:: Data records ::
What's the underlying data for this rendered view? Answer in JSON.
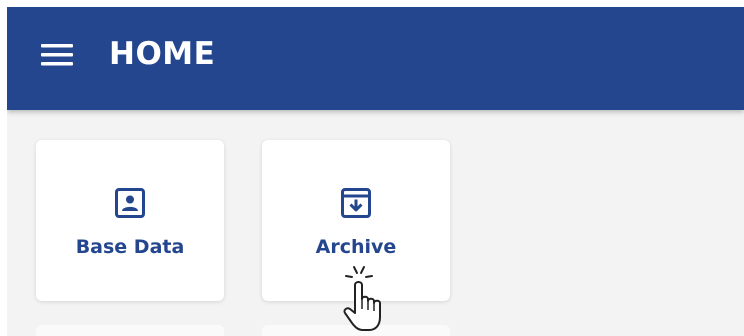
{
  "header": {
    "title": "HOME",
    "menu_icon": "menu-icon",
    "background_color": "#23468e"
  },
  "tiles": [
    {
      "label": "Base Data",
      "icon": "contact-card-icon"
    },
    {
      "label": "Archive",
      "icon": "archive-download-icon"
    }
  ],
  "colors": {
    "accent": "#23468e",
    "page_background": "#f3f3f3",
    "tile_background": "#ffffff"
  },
  "cursor": {
    "icon": "hand-pointer-click-icon"
  }
}
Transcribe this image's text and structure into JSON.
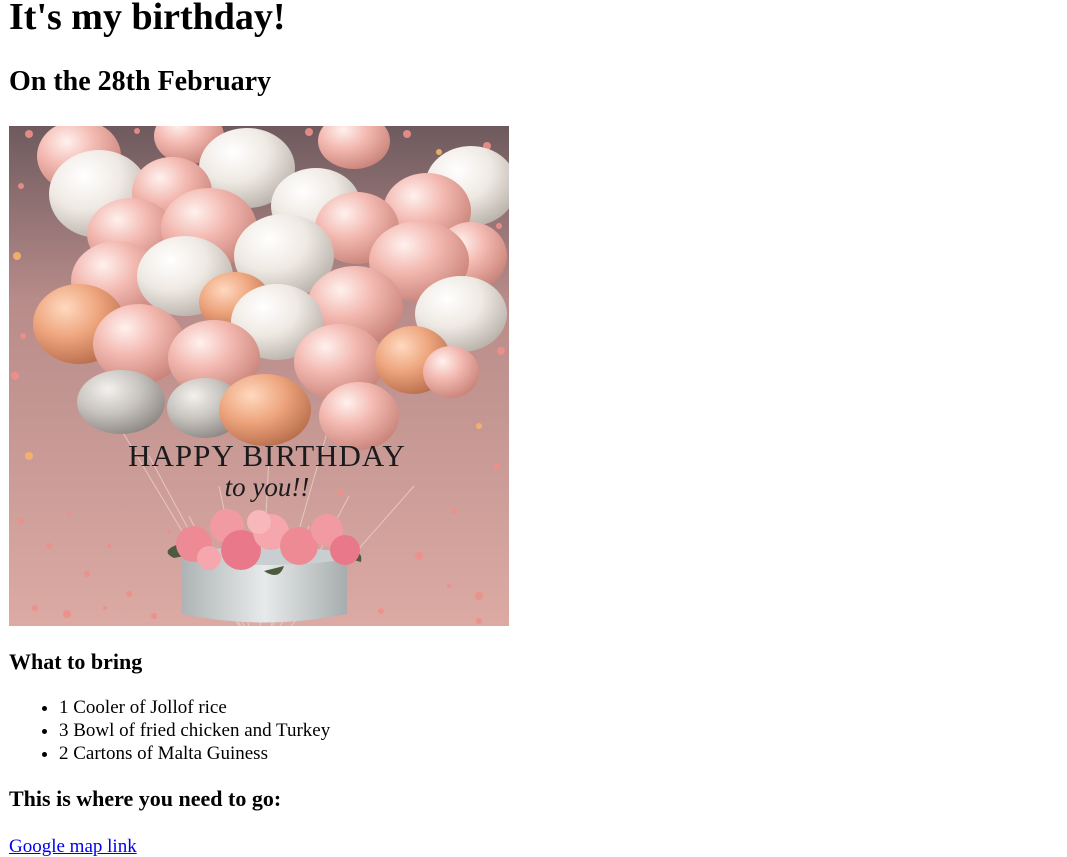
{
  "page": {
    "title": "It's my birthday!",
    "subtitle": "On the 28th February"
  },
  "hero_image": {
    "alt": "Happy birthday balloons",
    "text_line1": "HAPPY BIRTHDAY",
    "text_line2": "to you!!",
    "colors": {
      "background_top": "#6e5a5e",
      "background_bottom": "#d9a59f",
      "balloon_pink": "#f3b9b1",
      "balloon_white": "#f2ece6",
      "balloon_peach": "#eda47c",
      "pot": "#d8dcdc",
      "flowers": "#ee8a93"
    }
  },
  "bring": {
    "heading": "What to bring",
    "items": [
      "1 Cooler of Jollof rice",
      "3 Bowl of fried chicken and Turkey",
      "2 Cartons of Malta Guiness"
    ]
  },
  "location": {
    "heading": "This is where you need to go:",
    "link_label": "Google map link"
  }
}
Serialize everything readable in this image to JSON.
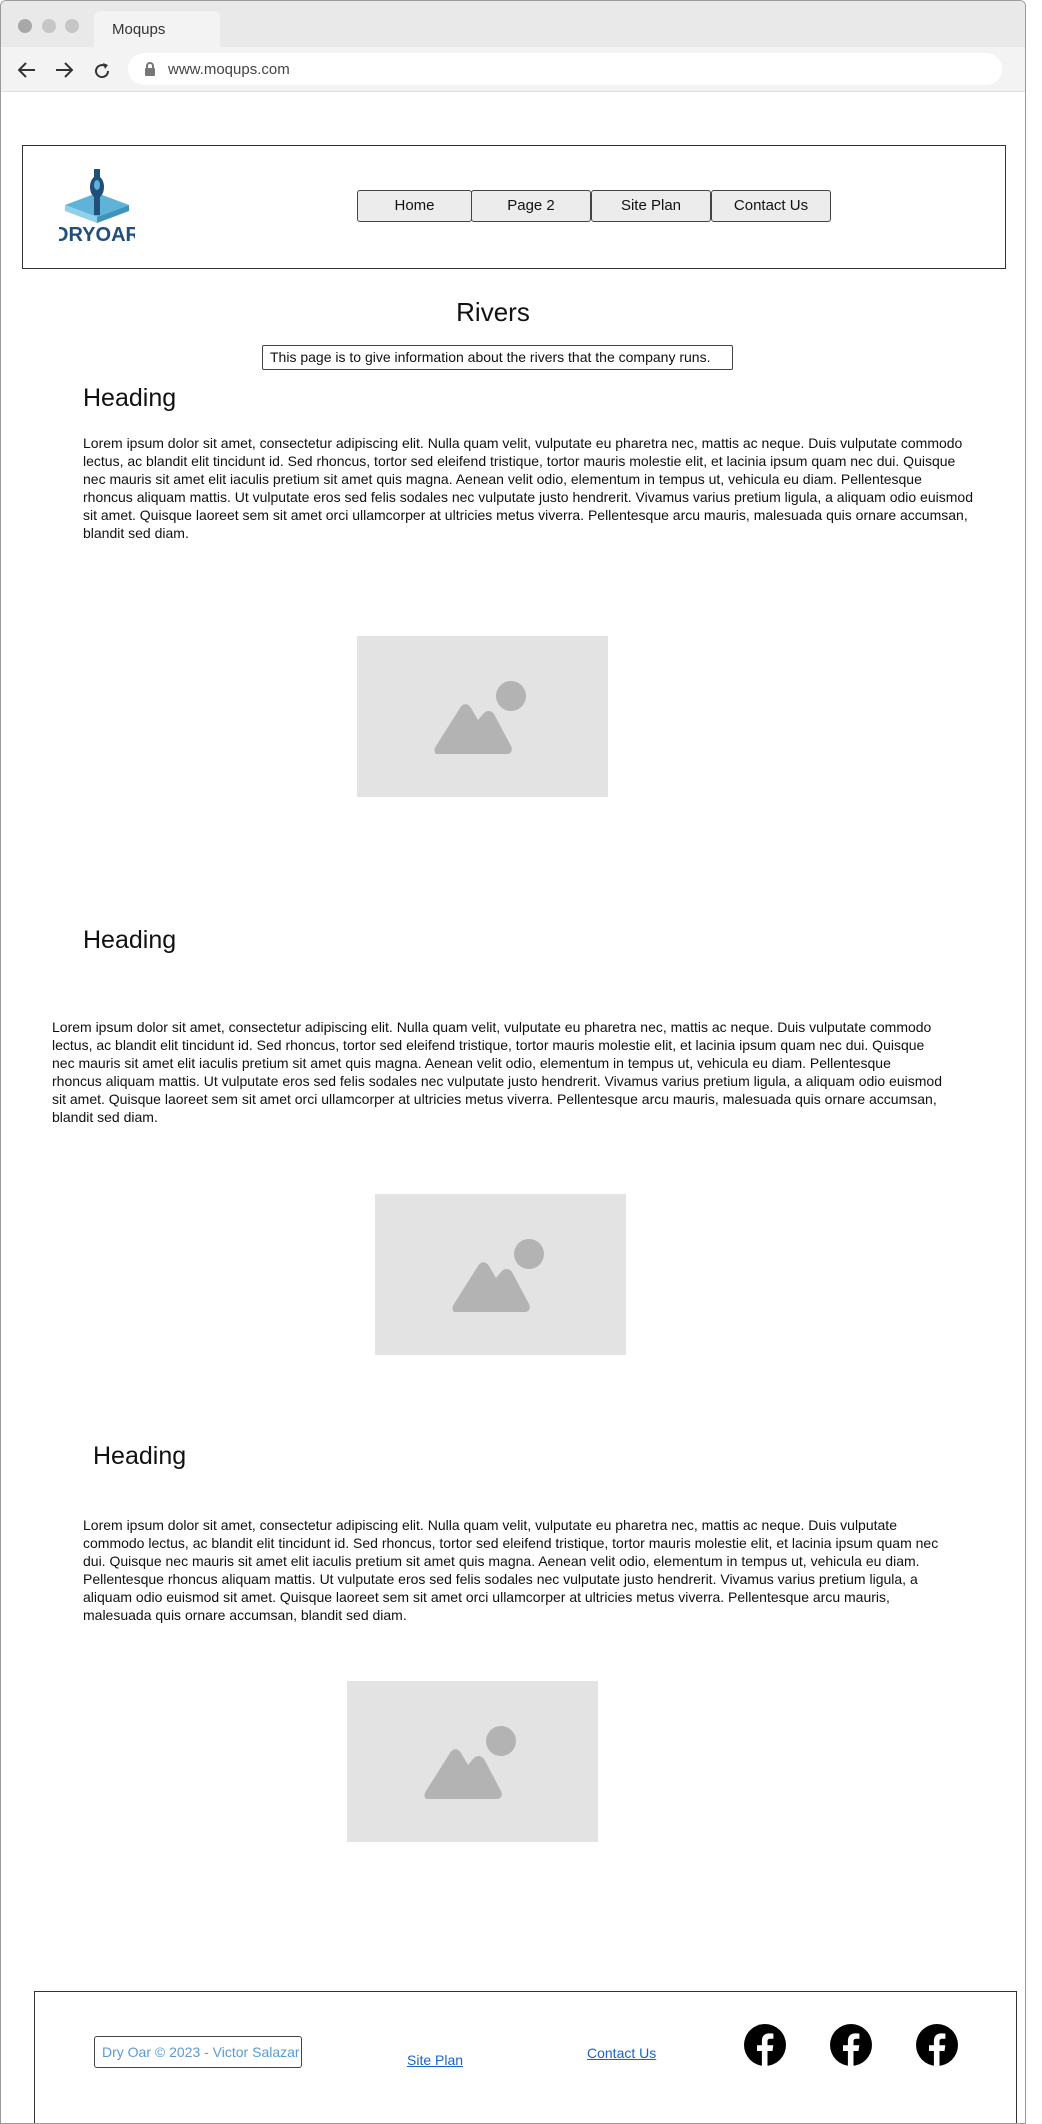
{
  "browser": {
    "tab_title": "Moqups",
    "url": "www.moqups.com"
  },
  "header": {
    "logo_text": "DRYOAR",
    "nav": [
      "Home",
      "Page 2",
      "Site Plan",
      "Contact Us"
    ]
  },
  "page": {
    "title": "Rivers",
    "intro": "This page is to give information about the rivers that the company runs."
  },
  "sections": [
    {
      "heading": "Heading",
      "text": "Lorem ipsum dolor sit amet, consectetur adipiscing elit. Nulla quam velit, vulputate eu pharetra nec, mattis ac neque. Duis vulputate commodo lectus, ac blandit elit tincidunt id. Sed rhoncus, tortor sed eleifend tristique, tortor mauris molestie elit, et lacinia ipsum quam nec dui. Quisque nec mauris sit amet elit iaculis pretium sit amet quis magna. Aenean velit odio, elementum in tempus ut, vehicula eu diam. Pellentesque rhoncus aliquam mattis. Ut vulputate eros sed felis sodales nec vulputate justo hendrerit. Vivamus varius pretium ligula, a aliquam odio euismod sit amet. Quisque laoreet sem sit amet orci ullamcorper at ultricies metus viverra. Pellentesque arcu mauris, malesuada quis ornare accumsan, blandit sed diam."
    },
    {
      "heading": "Heading",
      "text": "Lorem ipsum dolor sit amet, consectetur adipiscing elit. Nulla quam velit, vulputate eu pharetra nec, mattis ac neque. Duis vulputate commodo lectus, ac blandit elit tincidunt id. Sed rhoncus, tortor sed eleifend tristique, tortor mauris molestie elit, et lacinia ipsum quam nec dui. Quisque nec mauris sit amet elit iaculis pretium sit amet quis magna. Aenean velit odio, elementum in tempus ut, vehicula eu diam. Pellentesque rhoncus aliquam mattis. Ut vulputate eros sed felis sodales nec vulputate justo hendrerit. Vivamus varius pretium ligula, a aliquam odio euismod sit amet. Quisque laoreet sem sit amet orci ullamcorper at ultricies metus viverra. Pellentesque arcu mauris, malesuada quis ornare accumsan, blandit sed diam."
    },
    {
      "heading": "Heading",
      "text": "Lorem ipsum dolor sit amet, consectetur adipiscing elit. Nulla quam velit, vulputate eu pharetra nec, mattis ac neque. Duis vulputate commodo lectus, ac blandit elit tincidunt id. Sed rhoncus, tortor sed eleifend tristique, tortor mauris molestie elit, et lacinia ipsum quam nec dui. Quisque nec mauris sit amet elit iaculis pretium sit amet quis magna. Aenean velit odio, elementum in tempus ut, vehicula eu diam. Pellentesque rhoncus aliquam mattis. Ut vulputate eros sed felis sodales nec vulputate justo hendrerit. Vivamus varius pretium ligula, a aliquam odio euismod sit amet. Quisque laoreet sem sit amet orci ullamcorper at ultricies metus viverra. Pellentesque arcu mauris, malesuada quis ornare accumsan, blandit sed diam."
    }
  ],
  "footer": {
    "copyright": "Dry Oar © 2023 - Victor Salazar",
    "site_plan_link": "Site Plan",
    "contact_link": "Contact Us",
    "social_icons": [
      "facebook-icon",
      "facebook-icon",
      "facebook-icon"
    ]
  },
  "colors": {
    "link": "#1a63c9",
    "copyright_text": "#5a9bd5",
    "placeholder_bg": "#e3e3e3",
    "placeholder_glyph": "#b3b3b3",
    "logo_blue": "#1f4f7a",
    "logo_light_blue": "#5fb3d9"
  }
}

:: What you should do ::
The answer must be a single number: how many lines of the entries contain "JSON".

:: Answer below ::
3